Bessie Gee (Smith)
|Also Known As:||"Empress of the Blues"|
|Birthplace:||Chattanooga, Hamilton County, Tennessee, United States|
|Death:||Died in Clarksdale, Coahoma County, Mississippi, United States|
|Cause of death:||Car accident|
|Place of Burial:||Philadelphia, Philadelphia County, Pennsylvania, United States|
Daughter of William Smith and Laura Smith
|Managed by:||Kenneth Kwame Welsh, (C)|
About Bessie Smith
Bessie Smith (April 15, 1894 – September 26, 1937) was an American blues singer.
Sometimes referred to as The Empress of the Blues, Smith was the most popular female blues singer of the 1920s and 1930s. She is often regarded as one of the greatest singers of her era and, along with Louis Armstrong, a major influence on subsequent jazz vocalists.

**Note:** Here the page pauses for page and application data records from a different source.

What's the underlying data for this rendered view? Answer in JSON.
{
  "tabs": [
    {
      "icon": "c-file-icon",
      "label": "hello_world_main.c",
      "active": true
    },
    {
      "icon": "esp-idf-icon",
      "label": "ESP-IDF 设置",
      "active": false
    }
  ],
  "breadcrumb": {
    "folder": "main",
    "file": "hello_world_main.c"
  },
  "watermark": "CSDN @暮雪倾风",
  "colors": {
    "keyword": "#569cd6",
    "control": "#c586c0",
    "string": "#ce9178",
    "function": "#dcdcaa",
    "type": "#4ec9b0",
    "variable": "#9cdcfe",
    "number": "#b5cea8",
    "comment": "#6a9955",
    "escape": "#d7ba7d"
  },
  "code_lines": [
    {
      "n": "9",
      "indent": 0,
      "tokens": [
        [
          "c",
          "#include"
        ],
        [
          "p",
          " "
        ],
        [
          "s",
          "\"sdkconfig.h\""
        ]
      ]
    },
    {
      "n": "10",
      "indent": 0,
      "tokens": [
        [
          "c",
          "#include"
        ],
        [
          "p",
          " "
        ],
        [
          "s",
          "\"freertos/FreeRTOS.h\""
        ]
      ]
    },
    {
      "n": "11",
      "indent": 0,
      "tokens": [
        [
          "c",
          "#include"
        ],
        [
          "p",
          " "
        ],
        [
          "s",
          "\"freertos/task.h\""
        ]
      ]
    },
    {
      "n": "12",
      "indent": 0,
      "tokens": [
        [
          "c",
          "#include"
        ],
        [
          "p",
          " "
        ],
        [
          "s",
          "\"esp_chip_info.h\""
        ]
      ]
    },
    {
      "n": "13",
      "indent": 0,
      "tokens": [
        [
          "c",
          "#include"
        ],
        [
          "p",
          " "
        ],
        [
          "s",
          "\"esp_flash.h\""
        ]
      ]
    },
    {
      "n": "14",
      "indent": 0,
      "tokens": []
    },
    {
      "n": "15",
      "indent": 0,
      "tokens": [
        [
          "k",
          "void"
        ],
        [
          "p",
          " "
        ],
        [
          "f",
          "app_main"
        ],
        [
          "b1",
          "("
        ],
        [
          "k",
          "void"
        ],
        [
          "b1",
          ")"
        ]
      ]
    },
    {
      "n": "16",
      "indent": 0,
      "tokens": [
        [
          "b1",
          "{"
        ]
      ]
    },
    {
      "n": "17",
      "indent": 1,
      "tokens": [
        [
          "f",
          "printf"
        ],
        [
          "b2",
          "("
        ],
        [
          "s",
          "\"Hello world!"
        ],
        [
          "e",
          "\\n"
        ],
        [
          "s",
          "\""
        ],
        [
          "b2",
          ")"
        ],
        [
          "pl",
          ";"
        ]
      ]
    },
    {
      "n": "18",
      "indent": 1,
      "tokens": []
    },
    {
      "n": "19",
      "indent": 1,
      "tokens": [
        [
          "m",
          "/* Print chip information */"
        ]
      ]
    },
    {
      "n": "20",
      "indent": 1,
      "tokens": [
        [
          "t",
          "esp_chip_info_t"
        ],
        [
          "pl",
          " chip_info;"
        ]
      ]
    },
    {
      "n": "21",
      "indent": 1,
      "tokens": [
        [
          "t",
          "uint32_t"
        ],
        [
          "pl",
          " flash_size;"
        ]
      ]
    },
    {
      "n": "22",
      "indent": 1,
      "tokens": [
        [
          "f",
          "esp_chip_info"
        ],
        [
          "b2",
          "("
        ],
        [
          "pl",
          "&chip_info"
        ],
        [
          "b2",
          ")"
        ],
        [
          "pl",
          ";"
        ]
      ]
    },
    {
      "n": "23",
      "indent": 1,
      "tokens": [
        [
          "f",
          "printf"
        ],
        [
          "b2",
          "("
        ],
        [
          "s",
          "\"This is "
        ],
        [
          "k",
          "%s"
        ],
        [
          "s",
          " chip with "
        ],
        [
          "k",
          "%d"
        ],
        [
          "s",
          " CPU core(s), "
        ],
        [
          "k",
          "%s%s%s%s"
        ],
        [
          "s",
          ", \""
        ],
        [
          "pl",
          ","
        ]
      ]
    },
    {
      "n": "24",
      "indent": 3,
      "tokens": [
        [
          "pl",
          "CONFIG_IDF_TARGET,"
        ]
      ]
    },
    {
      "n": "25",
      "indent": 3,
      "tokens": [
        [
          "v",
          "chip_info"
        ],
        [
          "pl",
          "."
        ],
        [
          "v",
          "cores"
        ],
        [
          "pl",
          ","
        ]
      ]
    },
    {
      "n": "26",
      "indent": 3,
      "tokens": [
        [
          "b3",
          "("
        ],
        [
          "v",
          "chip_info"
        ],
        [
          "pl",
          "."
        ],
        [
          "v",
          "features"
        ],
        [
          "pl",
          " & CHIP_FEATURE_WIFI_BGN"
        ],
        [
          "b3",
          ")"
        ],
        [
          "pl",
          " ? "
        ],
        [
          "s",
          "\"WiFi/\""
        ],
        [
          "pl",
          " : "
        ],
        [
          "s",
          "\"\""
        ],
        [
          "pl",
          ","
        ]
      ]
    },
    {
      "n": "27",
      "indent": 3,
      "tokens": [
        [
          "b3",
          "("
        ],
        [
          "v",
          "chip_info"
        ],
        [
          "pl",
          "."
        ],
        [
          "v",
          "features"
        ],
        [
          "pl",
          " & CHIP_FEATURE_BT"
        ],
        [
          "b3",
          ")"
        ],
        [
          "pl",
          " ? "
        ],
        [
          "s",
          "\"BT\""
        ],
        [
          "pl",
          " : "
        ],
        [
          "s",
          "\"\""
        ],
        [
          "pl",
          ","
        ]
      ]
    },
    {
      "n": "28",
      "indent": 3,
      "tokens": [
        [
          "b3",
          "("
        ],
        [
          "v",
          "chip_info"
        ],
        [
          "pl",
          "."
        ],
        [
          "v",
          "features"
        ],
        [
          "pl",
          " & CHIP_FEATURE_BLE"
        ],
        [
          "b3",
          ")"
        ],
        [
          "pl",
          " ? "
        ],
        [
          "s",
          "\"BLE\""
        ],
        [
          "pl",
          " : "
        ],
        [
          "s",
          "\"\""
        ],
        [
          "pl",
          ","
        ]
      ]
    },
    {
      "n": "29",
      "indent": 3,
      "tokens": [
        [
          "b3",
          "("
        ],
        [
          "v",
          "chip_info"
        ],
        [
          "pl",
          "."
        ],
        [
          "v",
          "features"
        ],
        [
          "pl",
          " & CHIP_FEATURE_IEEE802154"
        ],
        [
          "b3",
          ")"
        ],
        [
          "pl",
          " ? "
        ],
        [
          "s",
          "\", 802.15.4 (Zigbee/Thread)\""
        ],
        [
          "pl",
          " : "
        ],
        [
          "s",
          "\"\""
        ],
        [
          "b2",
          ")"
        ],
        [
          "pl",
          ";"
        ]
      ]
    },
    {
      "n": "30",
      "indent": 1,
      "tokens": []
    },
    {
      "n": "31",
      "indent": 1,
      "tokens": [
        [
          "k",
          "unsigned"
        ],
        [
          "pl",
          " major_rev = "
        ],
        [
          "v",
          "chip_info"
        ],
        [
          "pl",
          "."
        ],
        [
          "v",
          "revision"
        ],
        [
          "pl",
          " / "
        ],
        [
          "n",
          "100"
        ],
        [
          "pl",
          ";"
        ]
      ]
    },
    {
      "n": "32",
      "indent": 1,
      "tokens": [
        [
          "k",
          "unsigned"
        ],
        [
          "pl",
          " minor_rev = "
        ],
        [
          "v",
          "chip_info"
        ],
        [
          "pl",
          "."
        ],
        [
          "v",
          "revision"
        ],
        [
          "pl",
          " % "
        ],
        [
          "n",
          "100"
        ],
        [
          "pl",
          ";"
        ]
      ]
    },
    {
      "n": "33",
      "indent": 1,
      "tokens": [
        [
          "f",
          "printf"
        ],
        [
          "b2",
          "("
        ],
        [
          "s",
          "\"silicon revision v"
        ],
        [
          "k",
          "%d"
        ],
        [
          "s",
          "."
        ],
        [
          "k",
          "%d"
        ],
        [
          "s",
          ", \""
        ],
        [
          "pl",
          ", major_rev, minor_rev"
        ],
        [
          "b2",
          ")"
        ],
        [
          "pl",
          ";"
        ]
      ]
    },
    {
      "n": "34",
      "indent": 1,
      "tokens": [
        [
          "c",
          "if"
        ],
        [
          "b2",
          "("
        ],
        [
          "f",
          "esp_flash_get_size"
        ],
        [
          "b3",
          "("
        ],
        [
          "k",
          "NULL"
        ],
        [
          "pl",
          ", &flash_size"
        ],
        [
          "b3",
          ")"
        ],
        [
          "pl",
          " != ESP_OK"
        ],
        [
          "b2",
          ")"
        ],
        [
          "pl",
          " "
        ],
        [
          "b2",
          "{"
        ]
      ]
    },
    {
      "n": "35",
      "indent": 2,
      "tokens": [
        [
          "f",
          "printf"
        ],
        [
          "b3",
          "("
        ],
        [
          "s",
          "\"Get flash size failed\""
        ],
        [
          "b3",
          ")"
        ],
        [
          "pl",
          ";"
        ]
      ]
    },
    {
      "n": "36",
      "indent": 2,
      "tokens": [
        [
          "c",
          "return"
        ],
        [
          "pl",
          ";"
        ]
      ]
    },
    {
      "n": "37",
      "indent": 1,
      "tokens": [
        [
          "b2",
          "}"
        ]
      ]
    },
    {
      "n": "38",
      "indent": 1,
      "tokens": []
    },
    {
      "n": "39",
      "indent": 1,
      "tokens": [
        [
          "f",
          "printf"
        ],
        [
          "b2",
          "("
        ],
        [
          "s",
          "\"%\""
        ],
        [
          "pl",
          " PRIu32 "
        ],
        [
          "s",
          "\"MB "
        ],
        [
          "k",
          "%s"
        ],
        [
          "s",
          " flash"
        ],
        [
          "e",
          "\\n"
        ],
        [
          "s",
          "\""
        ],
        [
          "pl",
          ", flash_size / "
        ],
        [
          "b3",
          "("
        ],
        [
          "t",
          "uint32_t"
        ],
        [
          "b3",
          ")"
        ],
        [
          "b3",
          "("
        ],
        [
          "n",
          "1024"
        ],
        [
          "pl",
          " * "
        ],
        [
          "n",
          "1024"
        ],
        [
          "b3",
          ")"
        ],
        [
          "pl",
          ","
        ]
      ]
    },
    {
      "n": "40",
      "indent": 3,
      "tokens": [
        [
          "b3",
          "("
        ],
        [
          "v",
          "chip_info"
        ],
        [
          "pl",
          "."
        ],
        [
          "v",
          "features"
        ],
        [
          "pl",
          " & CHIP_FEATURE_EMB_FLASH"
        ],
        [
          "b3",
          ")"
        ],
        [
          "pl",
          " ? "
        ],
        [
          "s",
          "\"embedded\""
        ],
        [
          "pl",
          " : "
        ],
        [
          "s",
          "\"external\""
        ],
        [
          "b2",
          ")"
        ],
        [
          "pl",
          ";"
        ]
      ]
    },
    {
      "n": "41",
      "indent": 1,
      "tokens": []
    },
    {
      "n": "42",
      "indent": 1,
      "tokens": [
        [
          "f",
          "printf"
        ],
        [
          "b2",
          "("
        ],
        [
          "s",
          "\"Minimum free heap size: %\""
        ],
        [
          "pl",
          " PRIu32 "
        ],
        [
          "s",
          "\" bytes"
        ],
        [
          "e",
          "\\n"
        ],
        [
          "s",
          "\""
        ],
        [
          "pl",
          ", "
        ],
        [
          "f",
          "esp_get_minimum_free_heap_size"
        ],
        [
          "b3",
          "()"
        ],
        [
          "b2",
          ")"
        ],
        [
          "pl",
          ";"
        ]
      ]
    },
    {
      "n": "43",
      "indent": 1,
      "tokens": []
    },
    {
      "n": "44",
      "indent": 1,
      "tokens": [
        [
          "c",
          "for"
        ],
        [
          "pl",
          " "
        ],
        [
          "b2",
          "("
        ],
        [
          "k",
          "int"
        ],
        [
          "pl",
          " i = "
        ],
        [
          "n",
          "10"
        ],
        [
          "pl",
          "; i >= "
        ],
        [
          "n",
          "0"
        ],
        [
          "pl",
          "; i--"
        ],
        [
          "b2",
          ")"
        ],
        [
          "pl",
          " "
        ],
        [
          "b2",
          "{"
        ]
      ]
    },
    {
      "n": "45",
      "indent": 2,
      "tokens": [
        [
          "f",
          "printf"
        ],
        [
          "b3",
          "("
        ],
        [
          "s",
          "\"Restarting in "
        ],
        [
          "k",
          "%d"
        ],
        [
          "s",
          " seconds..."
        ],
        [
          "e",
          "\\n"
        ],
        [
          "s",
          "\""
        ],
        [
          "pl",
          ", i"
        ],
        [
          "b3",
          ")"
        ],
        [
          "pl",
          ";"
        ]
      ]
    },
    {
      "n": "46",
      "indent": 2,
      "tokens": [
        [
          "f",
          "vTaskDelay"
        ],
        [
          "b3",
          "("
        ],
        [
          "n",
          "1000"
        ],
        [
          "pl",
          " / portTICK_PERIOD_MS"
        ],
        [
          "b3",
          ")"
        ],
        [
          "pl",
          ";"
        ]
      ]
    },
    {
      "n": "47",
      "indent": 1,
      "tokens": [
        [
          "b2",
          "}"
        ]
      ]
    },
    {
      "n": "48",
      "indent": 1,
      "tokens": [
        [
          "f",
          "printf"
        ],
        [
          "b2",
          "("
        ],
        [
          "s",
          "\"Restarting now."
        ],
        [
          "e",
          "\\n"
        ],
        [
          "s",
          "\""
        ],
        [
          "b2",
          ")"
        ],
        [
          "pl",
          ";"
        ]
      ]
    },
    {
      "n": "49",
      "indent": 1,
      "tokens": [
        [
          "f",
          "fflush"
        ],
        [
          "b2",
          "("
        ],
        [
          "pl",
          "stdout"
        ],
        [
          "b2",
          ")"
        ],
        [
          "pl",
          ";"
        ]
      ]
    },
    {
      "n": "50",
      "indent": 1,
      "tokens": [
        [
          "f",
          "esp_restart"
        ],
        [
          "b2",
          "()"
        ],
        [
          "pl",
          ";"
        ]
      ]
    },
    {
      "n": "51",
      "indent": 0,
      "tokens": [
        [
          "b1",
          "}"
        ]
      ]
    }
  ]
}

By 1923, when she began her recording career, Smith had taken up residence in Philadelphia. There she met and fell in love with Jack Gee, a security guard whom she married on June 7, 1923, just as her first record was released. During the marriage—a stormy one, with infidelity on both sides—Smith became the highest paid black entertainer of the day, heading her own shows, which sometimes featured as many as 40 troupers, and touring in her own railroad car. Gee was impressed by the money, but never adjusted to show business life, or to Smith's bisexuality. In 1929, when she learned of his affair with another singer, Gertrude Saunders, Bessie Smith ended the relationship, although neither of them sought a divorce.
Smith eventually found a common-law husband in an old friend, Richard Morgan, who was Lionel Hampton's uncle and the antithesis of her husband. She stayed with him until her death.
Smith's career was cut short by a combination of the Great Depression (which all but put the recording industry out of business) and the advent of "talkies", which spelled the end for vaudeville. She never stopped performing, however. While the days of elaborate vaudeville shows were over, Smith continued touring and occasionally singing in clubs. In 1929, she appeared in a Broadway flop called Pansy, a musical in which top critics said she was the only asset.
In 1929, Smith made her only film appearance, starring in a two-reeler titled St. Louis Blues, based on W. C. Handy's song of the same name. In the film, directed by Dudley Murphy and shot in Astoria, she sings the title song accompanied by members of Fletcher Henderson's orchestra, the Hall Johnson Choir, pianist James P. Johnson and a string section — a musical environment radically different from any found on her recordings.
- "Bessie" by Chris Albertson. Yale University Press, 2005, Chris Albertson's blog, Rock and Roll Hall of Fame Inductees, nndb, Blues singers Bessie Smith family tree, More Than Petticoats: Remarkable Tennessee Women. By Susan Sawyer. "Bessie Smith" (pages 111-115), Ancestry Genealogy, Blues Empress in Black Chattanooga: Bessie Smith and the Emerging Urban South. By Michelle R. Scott, Jerry Jazz Musician Interviews » Biographers "Chris Albertson, author of Bessie." September 22, 2003
- Residence: (1910 — Age: 16), Chattanooga Ward 7, Hamilton, Tennessee
- Wedding License: (transcribed) 7 day of June A.D. 1923. Orphan's Court, Philadelphia, Pennsylvania. (see "timeline" tab for full transcription)
- Death Certificate: Sept 26, 1937, Afro American Hospital, Clarksdale, Mississippi.
- "Funeral of Bessie Smith" The Afro American, Oct 9, 1937. Bessie Smith Gee is survived by three sisters, Misses Viola Smith, Lula Smith and Tennie Smith; a husband, Jack Gee; a brother, Clarence Smith; and two nephews, Thomas Hill and Dolhin Smith .... Jack Gee quit show business in 1930 and now has a prosperous junk contracting business in New York City. He resides at 48 West 127th Street.